Safety was assessed by enumerating reported adverse events during the study period and the response to a single question regarding the participant’s perceptions of the safety of the program using a Yes or No question.
The feedback questionnaire also comprised open-ended questions regarding the HIIT program. The questions that were analysed for themes associated with the attendance, compliance, patient experience and safety were: (i) “Satisfied with the program and would recommend to others”; (ii) “Favourite part of the program”; and, (iii): “Additional comments or concerns”. Data analysis was undertaken using an inductive thematic analysis approach. This involved identifying repeated comments/experiences that were described by patients and coding these responses to determine themes.

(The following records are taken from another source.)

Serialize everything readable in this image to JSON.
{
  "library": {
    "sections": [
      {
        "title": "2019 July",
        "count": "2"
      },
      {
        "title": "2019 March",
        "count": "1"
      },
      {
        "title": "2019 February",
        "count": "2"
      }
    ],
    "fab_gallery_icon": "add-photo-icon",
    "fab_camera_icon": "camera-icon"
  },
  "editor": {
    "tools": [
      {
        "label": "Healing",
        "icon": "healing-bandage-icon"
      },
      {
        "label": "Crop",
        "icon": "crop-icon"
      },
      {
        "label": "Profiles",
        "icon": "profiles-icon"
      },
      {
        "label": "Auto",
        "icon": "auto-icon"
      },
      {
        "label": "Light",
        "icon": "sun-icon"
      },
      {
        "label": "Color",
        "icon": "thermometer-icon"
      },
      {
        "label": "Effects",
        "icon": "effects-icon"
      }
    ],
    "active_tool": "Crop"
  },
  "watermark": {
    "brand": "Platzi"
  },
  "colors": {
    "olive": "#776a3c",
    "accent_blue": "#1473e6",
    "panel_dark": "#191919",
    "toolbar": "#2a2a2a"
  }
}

Estimated Cardiorespiratory Fitness
A symptom-limited peak GXT on a treadmill using an individualized ramp protocol (i.e. treadmill stress test) was completed at baseline and following the CR program by cardiac stress technologists in the Department of Cardiac Imaging at the UOHI. The ramp protocol involves walking or jogging at a constant speed (e.g. 2.0, 3.0, or 4.0 mph) dependent on participants’ functional abilities with a 1.7% increase in grade every minute until volitional fatigue is achieved. HR was measured throughout the test using an electrocardiogram. Estimated peak exercise capacity (V̇O2peak) was calculated using the ACSM Walking equation which takes into consideration the speed and grade reached in the final stage of the test: V̇O2 peak (mL/kg/min) = Final speed (m/min) x 0.1 + final grade x final speed (m/min) x 1.8 + 3.5.
Research assistants extracted demographic and clinical information from the CR clinical database including age, ethnicity, marital status, education, smoking status, medication use and cardiovascular diagnoses.

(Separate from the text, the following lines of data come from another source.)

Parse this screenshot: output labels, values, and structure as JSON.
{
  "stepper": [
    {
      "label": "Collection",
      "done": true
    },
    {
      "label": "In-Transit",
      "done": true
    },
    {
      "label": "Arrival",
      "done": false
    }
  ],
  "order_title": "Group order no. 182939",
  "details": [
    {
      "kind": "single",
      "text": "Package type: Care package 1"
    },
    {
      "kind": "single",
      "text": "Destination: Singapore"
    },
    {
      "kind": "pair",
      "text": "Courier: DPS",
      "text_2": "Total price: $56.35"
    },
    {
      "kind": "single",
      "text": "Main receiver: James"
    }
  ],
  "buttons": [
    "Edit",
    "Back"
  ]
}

Height was measured to the nearest 0.5 cm, body mass was measured to the nearest 0.1 kg, and body mass index (BMI) was calculated (kg/m2). Waist circumference was measured to the nearest 0.5 cm at the midpoint between the lower costal margin and iliac crest while participants stood with arms at their sides, feet 25-30 cm apart and abdomen relaxed.
Resting Blood Pressure and Heart Rate

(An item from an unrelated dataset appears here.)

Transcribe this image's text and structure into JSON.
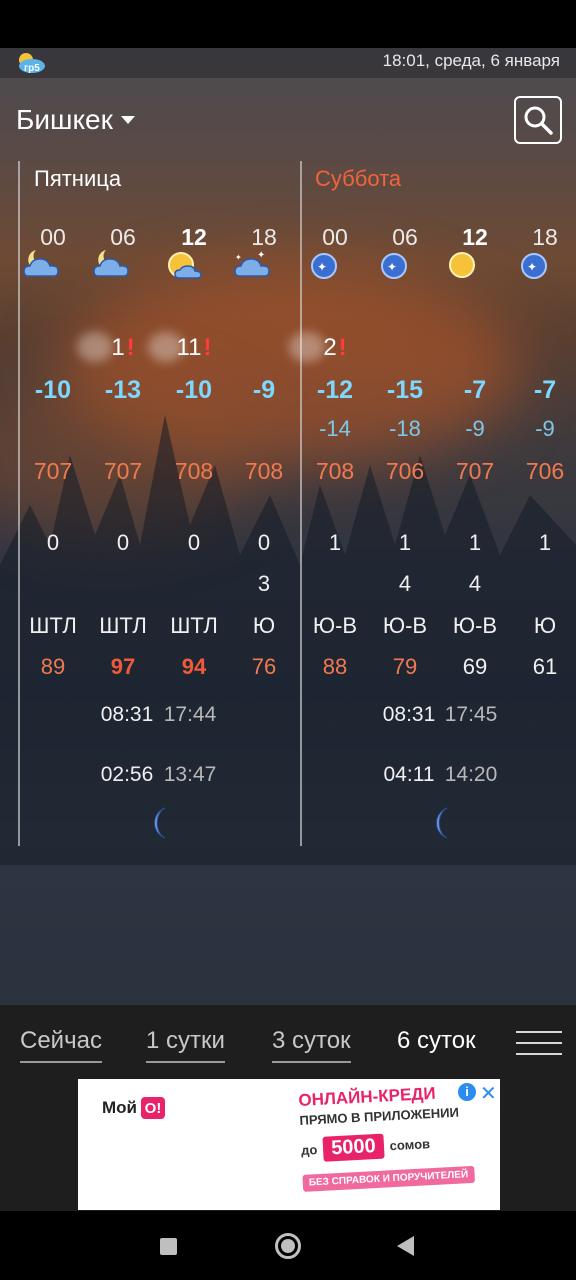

Resting blood pressure and HR were measured using an automated blood pressure monitor (Bp-TRU, Canada; or, Welch Allyn, Canada) by CR staff at baseline and following the CR program. These measures followed standardized procedures (24).
Analyses were performed using SPSS for Windows (Version 26; IBM Corp, Armonk, NY, USA). All outcome variables were tested for normality using Shapiro-Wilk tests. For feasibility outcomes, descriptive statistics were used to describe the attendance, compliance, patient experience and safety. To assess sex-differences in participant characteristics and feasibility outcomes, independent t-tests and Mann-Whitney U tests were used for continuous variables for normally distributed and non-normally distributed data, respectively. Chi-square tests were used for categorical variables. A sensitivity analysis was performed to ascertain where differences in compliance to target HR ranges existed between participants whose HRpeak was determined by a GXT or the Gellish equation. Data are reported as means ± standard deviations, unless otherwise noted, and p < 0.05 was considered statistically significant.